There's also a greater reliance on formal academic tracking in Europe and Asia. Tests, not individual preferences, determine who goes to a university and who enters job training. While many countries offer free college tuition, the government may, in turn, restrict a student's choice of major, sometimes in order to meet a particular work-force need. Perhaps the most extreme example is Singapore. In that country, if there's a forecast of a shortage of electrical engineers, the government looks for talented students and grooms them to fill those spots.
Even countries recognized as the best have problems. "I don't think there's any industrialized country right now that's complacent about their educational system," says Chester Finn, professor of public policy and education at Vanderbilt University. "The Eastern-bloc countries are thinking about reform because of their recent escape from the Soviet system. England's problems are closer to ours--a faltering economy and anxiety about that ... Japan wants to win Nobel Prizes, not just produce others' inventions more efficiently."

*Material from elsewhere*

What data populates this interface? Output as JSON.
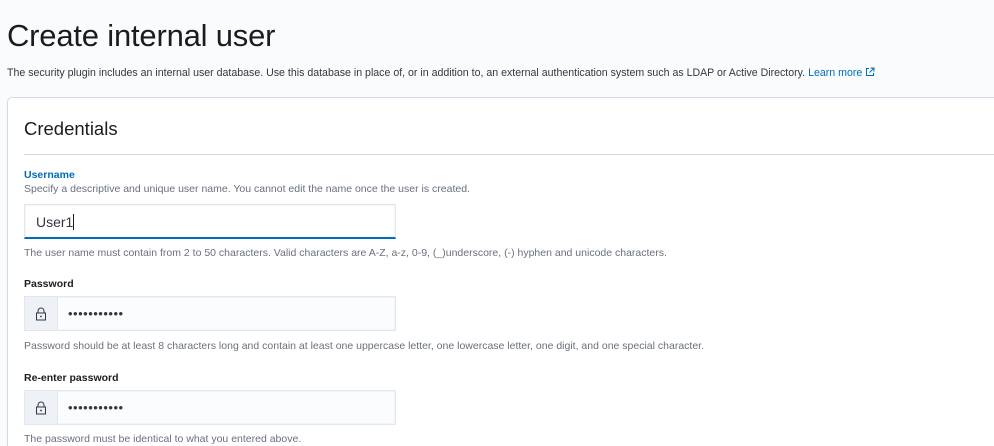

International comparisons are not about to disappear. Several education organizations are jumping in with new methods of assessing our status in the world. And as we know more, the competition will heat up. "It's like the Olympics," Finn says. "It's not just about sportsmanship. It's about who wins." Winning will mean a profound shift in values. "The U.S., as a whole, has never put much value on learning," says Secretary of Education Lamar Alexander. "Now we need to reinvent the public schools because our current system is an anachronism. And all this needs to happen in every community." Unfortunately, as a nation, we're happy to have a national Olympics team, but schools are left to the whim of each and every neighborhood. So when it comes to kids, think global, act local, and don't expect much from Washington.